- Kootenay Rockies
- Northern British Columbia
- Thompson Okanagan
- Vancouver Coast & Mountains
- Vancouver Island
Cariboo Chilcotin Coast
This region of BC, which takes part of its name from the indigenous peoples that live here, spans latitudinally across the lower
In the 1860’s, this region experienced the Cariboo Gold Rush. Gold prospectors came from around the world seeking riches. When the gold rush died out, many stayed and became ranchers. Today, cowboys and ranches are in abundance and form part of the tourism experience in this region.
In the Cariboo Chilcotin Coast region of BC you will find small populations of people sparsely dispersed in a vast landscape. The Tsilhqot’in (also called the Chilcotin) people are the most southern of the Athapascan-speaking Aboriginal people in British Columbia. When translated Tsilhqot’in means “river people”. Their traditional territory is the high altitude Chilcotin Plateau where they occupy the rivers. Along the coast are people of the Kwakwakaw’akw, the Nuxalk people of Bella Coola and Coast Salish Nations and, further to the interior, is the historical territory of the Secwepemc, part of the Interior Salish peoples.

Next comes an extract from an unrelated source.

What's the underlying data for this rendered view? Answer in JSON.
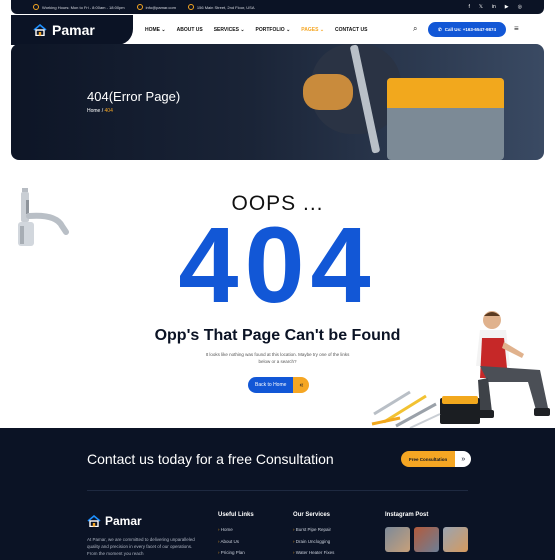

Visitors can experience a wide array of travel and cultural experiences in the Cariboo Chilcotin Coast. Experience a jet boat tour along the Fraser River and stop for a lunch of traditional Aboriginal foods, take a wilderness tour interpreted through First Nations traditions and cultures, or visit an ancient indigenous village site. The outdoor enthusiast will find plenty of adventures to keep them busy such as hiking, ocean kayaking, fishing, trail riding, mountain biking, golfing or even observing the Spirit Bears of Princess Royal Island. You can stay at a wilderness resort or guest ranch and during the summer months you can travel aboard a tourist train through the region.
Visit the Cariboo Chilcotin Coast region of BC and experience the hospitality and culture of the Tsilhqot’in, Kwakwakaw’akw, Secwepemc and the Interior and Coast Salish First Nations people.